U.K. Reality Stars Gay Bashed in Real Life - Although They’re Straight
Homophobic viewers of a U.K. reality show have begun to subject two men who appear in the most recent season of the program--apparently not realizing that the men are not, in fact, gay.
The confusion might be forgivable, even if the anti-gay harassment and violence the men, who live in Bristol, have suffered is not. A site dedicated to local news, thisisbristol.co.uk, reported on April 21 that the TV series, titled Coach Trip, often features couples competing against other couples during a bus trip to various European destinations. Each week, one couple is voted off the bus. The two men, Romane Hole and Nathan Evans, are both straight and are just friends, but they jokingly held hands when they boarded the bus at the start of the journey, which commenced in Athens.
"We had no idea how gay we were going to look by holding hands," said Evans. "Then all the way through the series, the [episodes] seem to have been edited to make us look as if we are a homosexual couple, rather than a pair of straight friends."
Though the men were on the bus through to the end of the current season, that also means that they are in every episode--and viewers see them, week to week. Some viewers not only have gotten the wrong idea about the men, but have allegedly acted in violently homophobic ways based on that impression.
"Ever since that first episode appeared on the television, we have suffered name-calling and constant verbal abuse in the streets--mostly from gangs of teenagers, who seem to think it's funny to call us gay," said Hole, adding that, "at its worst, the abuse has included physical attacks. I had a bottle thrown at me as I was walking down Park Street last week, while the attackers shouted homophobic abuse at me."
Some gay men have also gotten the wrong idea. Said Hole, "The other side of the coin, is that we have also become sort of gay icons. I've been inundated by homosexual men who have contacted me via Facebook, to ask for casual sex and to make other indecent proposals."
"We want to make it absolutely clear, neither of us are gay," said Evans. "We've got nothing against gay people, but we would just like to set the record straight."
Anti-gay violence that targets straights is not uncommon, particularly when the victims are from other cultures where straight men are comfortable with physical affection and physical proximity to other men. In one case that has since become notorious, an Ecuadorian immigrant named Jose Sucuzhanay and his brother were set upon by two attackers as they walked down a street in Brooklyn.
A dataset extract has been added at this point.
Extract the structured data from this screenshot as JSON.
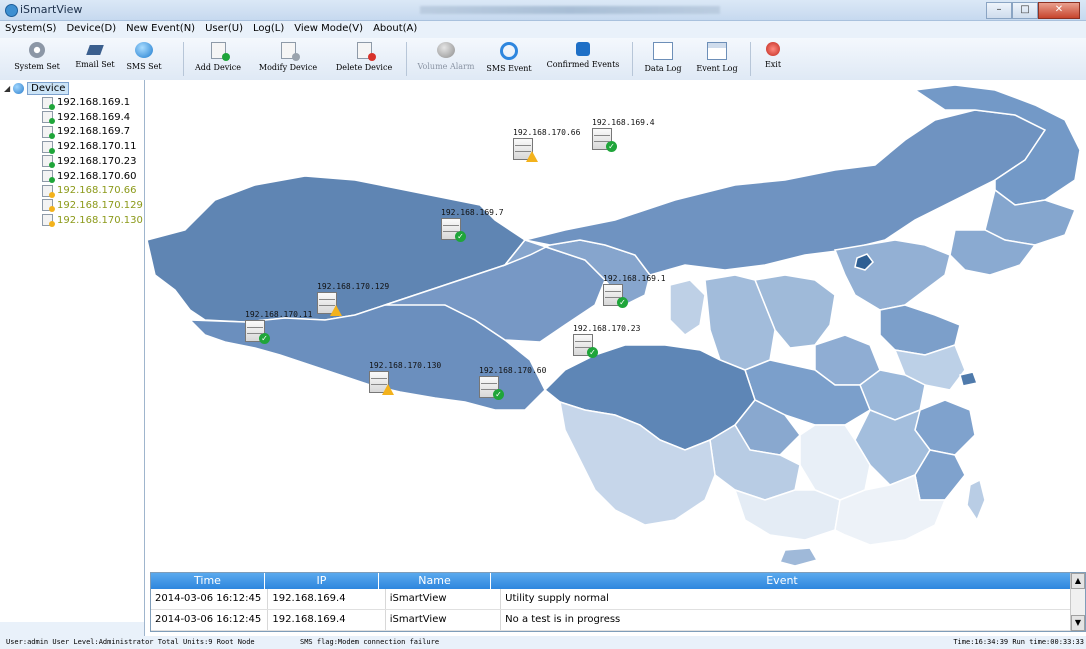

The attackers, Hakim Scott and Keith Phoenix, jumped out of an SUV, broke a bottle over the head of Jose, and chased his brother, Romel; they then took a baseball bat from the van and beat Jose so badly that he later died. Neither Jose nor his brother were gay, but the men in the SUV seemingly thought that they were because the men were huddled together against the cold.
The attackers are now on trial for Sucuzhanay's death, with Phoenix--who wielded the bat--saying that the beating he delivered was done in self-defense and that he thought Sucuzhanay was reaching for a gun. Scott's attorney, meanwhile, has said that the attack "was never about hate, never about prejudice," even though the attackers reportedly shouted anti-gay and anti-Hispanic epithets as they were attacking the men.
"Empathy for a victim whose innocence becomes all the more pronounced considering they were chosen on a false premise is part of the reason why cases where perception--and not actual sexual orientation--that get the most attention," Sharon Staple, executive director of the Gay & Lesbian Anti Violence Project, told EDGE for a March 31, 2009, article, with the effect that heterosexuals who might not otherwise care about the issue might "stop and say this could happen to any of us, because it's not about who we are. It's about who the perpetrator thinks we are." Says Staple, "we can come together as a community and to say this isn't right. This sort of violence shouldn't happen to anybody."
The same article noted that heterosexuals who ally themselves with gays can become targets of homophobic rage by association, as has been known to happen to straight members of gay-straight alliances (GSAs) at schools.
Moreover, in certain contexts, boisterous heterosexuality is required in order for men to accept one another as straight; the EDGE article noted that straight military personnel whose religious views forbid extramarital sex are sometimes targeted as "gay" by their male peers.